The MPW Insiders Network is an online community where the biggest names in business and beyond answer timely career and leadership questions. Today’s answer for: “How do you deal with negative scrutiny while trying to pursue your dream?” is written by Renae Scott, CMO of Togo’s Eateries.
Twenty years ago, my 3-year-old daughter was drawing a beautiful, sloppy mess of orange, blue, and yellow at our kitchen table. Beaming, she turned the masterpiece toward her visiting cousin, who was 5 years old.
“That’s ugly,” her cousin said.
The joy melted off my daughter’s face. I wanted to step in, but I didn’t. Facing negative scrutiny is a part of life. In order to build the inner strength and conviction to follow our dreams, we have to condition ourselves against detractors. Later that day, I told my daughter to ignore her cousin and keep drawing.
Today, I offer the same advice with a nuance: Learn to recognize the difference between destructive criticism and constructive feedback. Destructive critics want to discourage you from pursuing your dream. “That’s ugly” is destructive: My niece wasn’t trying to help my daughter become a better artist. (FYI: My niece grew up to be a wonderful person.)
In every workplace, you will deal with critics who want you to fail. They find pleasure in failure because they abandoned their own dream and feel validated when others do the same.
The positive form of scrutiny is constructive feedback. Although it may test your convictions, constructive feedback works like exercise, breaking your vision down so you may build it into something stronger. Constructive critics say, “I think you could make that drawing more compelling. Here’s how…”
If you pursue your vision far enough, you will lead others, and you will risk conflating those two forms of scrutiny. Create an environment that starves destructive criticism and nourishes constructive feedback.
To do that, first surround yourself with a crew of optimists. We can all spot an Eeyore: the mopey, melancholic donkey from Winnie-the-Pooh books. Avoid Eeyores. Start with the yes-we-can crowd.
Second, hire some realists. Whereas an Eeyore finds the worst in everything, realists analyze the vision for blind spots. They anticipate problems and formulate solutions. A realist says, “We may encounter this, and here’s what we can do about it.”
Third, acknowledge failures before destructive critics can exploit them. Haters love when things go wrong—it’s a juicy steak of gossip that satiates their worldview.
Be the first to say, “I messed up [thing that went wrong]. Let’s get back on track to accomplish [restated vision]. To do that, we’re going to [take this course of action].” This template converts failure into success—as long as you keep your word.

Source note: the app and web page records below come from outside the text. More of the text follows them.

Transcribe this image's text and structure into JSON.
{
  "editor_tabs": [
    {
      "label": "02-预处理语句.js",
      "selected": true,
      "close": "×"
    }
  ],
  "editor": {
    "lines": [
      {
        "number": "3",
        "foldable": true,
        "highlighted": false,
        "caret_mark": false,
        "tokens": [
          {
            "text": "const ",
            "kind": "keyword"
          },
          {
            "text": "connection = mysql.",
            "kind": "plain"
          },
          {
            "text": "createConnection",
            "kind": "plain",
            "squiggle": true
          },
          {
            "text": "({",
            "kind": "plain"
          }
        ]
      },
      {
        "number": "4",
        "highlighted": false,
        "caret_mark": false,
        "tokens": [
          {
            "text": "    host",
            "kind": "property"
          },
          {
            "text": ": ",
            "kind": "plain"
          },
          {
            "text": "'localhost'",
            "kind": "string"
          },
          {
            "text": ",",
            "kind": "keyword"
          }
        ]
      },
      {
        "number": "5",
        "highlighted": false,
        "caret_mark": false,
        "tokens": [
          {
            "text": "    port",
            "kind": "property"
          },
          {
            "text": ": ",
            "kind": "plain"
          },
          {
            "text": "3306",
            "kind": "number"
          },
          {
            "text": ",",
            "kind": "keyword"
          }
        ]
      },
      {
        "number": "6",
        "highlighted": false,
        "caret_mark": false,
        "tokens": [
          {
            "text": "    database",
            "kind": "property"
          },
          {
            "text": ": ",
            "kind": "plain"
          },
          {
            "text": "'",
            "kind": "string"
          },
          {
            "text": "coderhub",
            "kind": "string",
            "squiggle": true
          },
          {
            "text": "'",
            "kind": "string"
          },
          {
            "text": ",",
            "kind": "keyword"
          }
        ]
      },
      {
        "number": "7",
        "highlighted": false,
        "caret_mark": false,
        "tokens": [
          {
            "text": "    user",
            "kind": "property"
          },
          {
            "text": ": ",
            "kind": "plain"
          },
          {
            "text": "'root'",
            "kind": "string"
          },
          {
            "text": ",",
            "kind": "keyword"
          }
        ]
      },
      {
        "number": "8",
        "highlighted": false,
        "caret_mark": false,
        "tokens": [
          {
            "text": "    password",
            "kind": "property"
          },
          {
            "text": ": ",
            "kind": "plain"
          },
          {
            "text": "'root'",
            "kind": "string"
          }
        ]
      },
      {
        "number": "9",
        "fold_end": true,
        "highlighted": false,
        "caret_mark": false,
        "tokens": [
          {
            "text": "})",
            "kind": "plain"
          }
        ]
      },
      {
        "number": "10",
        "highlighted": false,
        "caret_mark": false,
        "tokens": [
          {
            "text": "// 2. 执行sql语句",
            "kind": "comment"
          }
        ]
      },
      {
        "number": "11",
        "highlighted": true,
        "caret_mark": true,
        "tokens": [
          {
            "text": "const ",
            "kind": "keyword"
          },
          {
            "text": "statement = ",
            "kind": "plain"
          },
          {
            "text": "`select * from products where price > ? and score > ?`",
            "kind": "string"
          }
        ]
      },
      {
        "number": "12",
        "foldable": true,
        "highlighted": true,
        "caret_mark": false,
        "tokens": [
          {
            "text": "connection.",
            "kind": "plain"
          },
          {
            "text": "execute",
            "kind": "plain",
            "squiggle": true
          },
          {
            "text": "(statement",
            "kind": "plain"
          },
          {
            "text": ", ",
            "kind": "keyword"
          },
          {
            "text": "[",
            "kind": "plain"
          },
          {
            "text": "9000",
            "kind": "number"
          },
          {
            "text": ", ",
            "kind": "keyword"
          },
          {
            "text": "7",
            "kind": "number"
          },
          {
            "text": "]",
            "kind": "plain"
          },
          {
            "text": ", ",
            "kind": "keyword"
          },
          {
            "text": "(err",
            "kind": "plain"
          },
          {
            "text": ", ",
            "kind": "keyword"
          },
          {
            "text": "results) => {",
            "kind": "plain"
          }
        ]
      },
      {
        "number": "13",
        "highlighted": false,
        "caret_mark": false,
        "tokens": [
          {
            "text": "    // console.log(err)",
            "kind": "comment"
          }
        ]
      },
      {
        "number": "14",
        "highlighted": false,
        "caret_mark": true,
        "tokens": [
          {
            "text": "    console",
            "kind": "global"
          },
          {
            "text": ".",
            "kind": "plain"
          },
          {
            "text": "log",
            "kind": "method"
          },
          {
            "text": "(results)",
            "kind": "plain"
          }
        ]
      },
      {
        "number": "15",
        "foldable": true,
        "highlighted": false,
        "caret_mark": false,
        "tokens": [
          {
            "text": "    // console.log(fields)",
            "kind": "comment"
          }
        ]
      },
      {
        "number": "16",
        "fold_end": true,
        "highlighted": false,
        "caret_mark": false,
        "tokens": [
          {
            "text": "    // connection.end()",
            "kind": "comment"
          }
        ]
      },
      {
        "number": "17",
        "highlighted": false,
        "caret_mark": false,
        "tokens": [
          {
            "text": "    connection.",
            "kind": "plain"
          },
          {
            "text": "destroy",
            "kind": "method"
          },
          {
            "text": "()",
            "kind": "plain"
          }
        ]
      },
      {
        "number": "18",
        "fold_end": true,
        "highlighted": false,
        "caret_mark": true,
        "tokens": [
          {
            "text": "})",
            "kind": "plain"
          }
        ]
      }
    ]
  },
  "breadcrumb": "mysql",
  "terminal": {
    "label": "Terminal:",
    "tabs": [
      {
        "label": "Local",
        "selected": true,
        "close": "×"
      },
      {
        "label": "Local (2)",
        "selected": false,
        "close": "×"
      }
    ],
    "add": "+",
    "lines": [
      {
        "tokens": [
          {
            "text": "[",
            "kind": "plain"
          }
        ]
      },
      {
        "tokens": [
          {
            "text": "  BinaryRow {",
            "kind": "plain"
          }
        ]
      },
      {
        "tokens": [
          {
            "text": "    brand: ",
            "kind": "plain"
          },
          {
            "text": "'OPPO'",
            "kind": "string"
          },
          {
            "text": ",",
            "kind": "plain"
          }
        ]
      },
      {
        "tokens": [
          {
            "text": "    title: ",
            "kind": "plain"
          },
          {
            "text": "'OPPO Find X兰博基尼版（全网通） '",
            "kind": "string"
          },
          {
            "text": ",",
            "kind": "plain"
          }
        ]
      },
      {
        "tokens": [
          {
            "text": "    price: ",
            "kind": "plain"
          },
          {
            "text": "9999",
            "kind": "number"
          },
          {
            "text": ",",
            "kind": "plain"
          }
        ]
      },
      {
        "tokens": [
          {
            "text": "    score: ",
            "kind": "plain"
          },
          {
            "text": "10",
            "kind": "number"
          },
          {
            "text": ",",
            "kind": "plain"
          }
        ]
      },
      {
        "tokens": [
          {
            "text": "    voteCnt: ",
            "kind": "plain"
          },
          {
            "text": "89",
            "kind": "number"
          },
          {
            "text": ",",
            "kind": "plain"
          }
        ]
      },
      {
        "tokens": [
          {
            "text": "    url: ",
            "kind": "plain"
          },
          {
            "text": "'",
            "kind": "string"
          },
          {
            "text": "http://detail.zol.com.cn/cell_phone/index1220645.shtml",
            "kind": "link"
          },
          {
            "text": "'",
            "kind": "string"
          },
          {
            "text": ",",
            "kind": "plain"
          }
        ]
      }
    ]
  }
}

Fourth, do not look back. Your vision is going to alienate people. You cannot make everyone happy, and managing the “exceptions” will kill your vision. The exceptions become an excuse for inaction. “We can’t do X because we’ll disappoint customer Y,” is the chorus of a fading dream. If you’ve rattled a few cages, you’re on track. The bigger the vision, the tougher the resistance you will encounter.
Fifth, express gratitude. Nothing neutralizes destructive scrutiny like appreciation. Show gratitude to the people who support your vision—and the people who don’t. Gratitude thwarts your attackers because they need your resentment to justify their ill will.
I still have a folder of handwritten notes from an old boss who turned gratitude into a leadership practice. Mementos like these fortify people against doubt, ambiguity, and dejection, which are all part of pursuing a dream.
These five tactics can neutralize negative scrutiny, but they can’t change your emotional reaction to it. Remember: You are not your work, and you are not your vision. My daughter was not her drawing. By distinguishing between self and work, you can condition yourself to handle attacks stoically. Instead of wasting time being defensive, you take away the target.
Although you may fear detractors, no one can crush your vision quicker than you. You may ask yourself, “Is this really my dream? Why am I going through all of this suffering? Do I really care?”
In your gut, you know if the dream is real. It’s not beholden to data or ephemeral trends. It might have started as a mess of orange, blue, and yellow, but now it’s so clear and potent that you can smile when someone says, “That’s ugly.” No matter what, keep drawing.